  • Once the smoker or grill is ready, brush both sides of ribs with mayonnaise and season with Meathead's Memphis Dust dry rub.
  • Cook. Place the slabs of ribs meat side up on the main cooking grate as far away from the heat source as possible. Cover the smoker or grill. Allow the ribs to smoke until the meat just begins to shrink back from the ends of the bones, about 3 1/2 hours.
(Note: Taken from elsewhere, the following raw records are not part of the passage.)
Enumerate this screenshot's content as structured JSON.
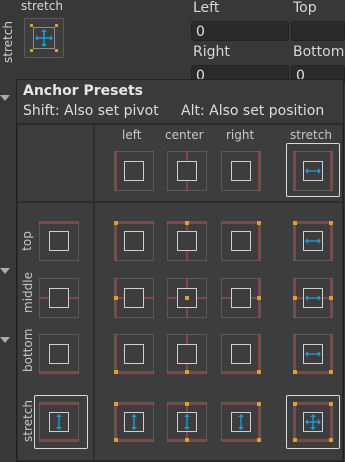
{
  "inspector": {
    "stretch_top_label": "stretch",
    "stretch_side_label": "stretch",
    "left_label": "Left",
    "top_label": "Top",
    "left_value": "0",
    "top_value": "",
    "right_label": "Right",
    "bottom_label": "Bottom",
    "right_value": "0",
    "bottom_value": "0"
  },
  "popup": {
    "title": "Anchor Presets",
    "shift_hint": "Shift: Also set pivot",
    "alt_hint": "Alt: Also set position",
    "columns": [
      "left",
      "center",
      "right",
      "stretch"
    ],
    "rows": [
      "top",
      "middle",
      "bottom",
      "stretch"
    ]
  },
  "colors": {
    "anchor_line": "#c8504b",
    "anchor_dot": "#e0a021",
    "stretch_accent": "#1f9bd0"
  }
}
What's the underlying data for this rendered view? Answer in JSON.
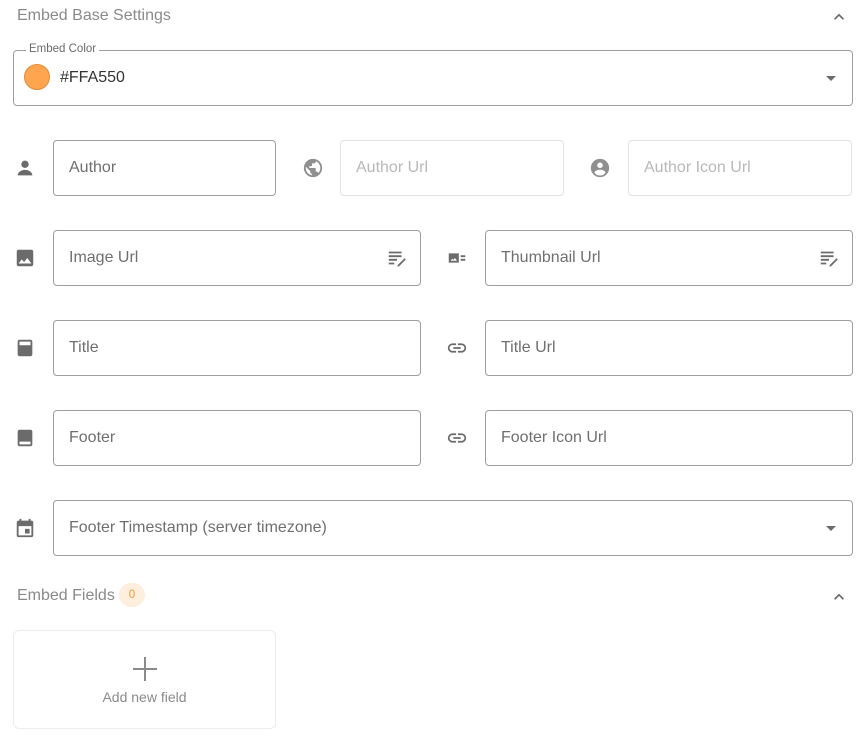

  • Lay out two double layers of heavy-duty aluminum foil approximately eight inches longer than the ribs. Cut the stick of butter into 1/2 tablespoon pieces and top each double layer of foil with two tablespoons of butter, one tablespoon of honey drizzled over the butter, and two tablespoons brown sugar sprinkled over the top. Lay the ribs meat side down on the butter, honey and brown sugar mixture. Place another two tablespoons margarine, a tablespoon of honey, and two tablespoons brown sugar evenly on top of the bone side of each slab of ribs. Fold up the sides of the foil to create a boat, pour in the apple juice, and loosely seal the foil.
  • Place the foiled ribs sealed side up on the smoker or grill and cook until the ribs shrink back from the ends of the bones by 1/4 to 1/2 inch (6.4 to 12.7 mm), about 1 hour.
  • Remove the ribs from the smoker or grill and cautiously open the foil packet to allow the steam to escape. Remove the ribs from the foil and set them back on the smoker or grill meat side up. Cover the smoker or grill and allow the ribs to cook until tender but not falling off the bone, about 20 minutes. We prefer to use the "bend test." Use tongs to pick up one end of the slab of ribs, then bend them slightly. If they are ready, the slab with bow until the meat starts to crack on the surface.
  • When they are ready, brush sauce on both sides of the ribs and turn them meat side up on the smoker or grill. Cover the smoker or grill and cook until the sauce sets and becomes tacky, 3 to 4 minutes.
  • Serve. Remove the ribs from the smoker or grill, and slice. For competition, set 4 to 5 ribs side-by-side in the turn in box and top with another 4 to 5 ribs.
    Competition rib turn-in box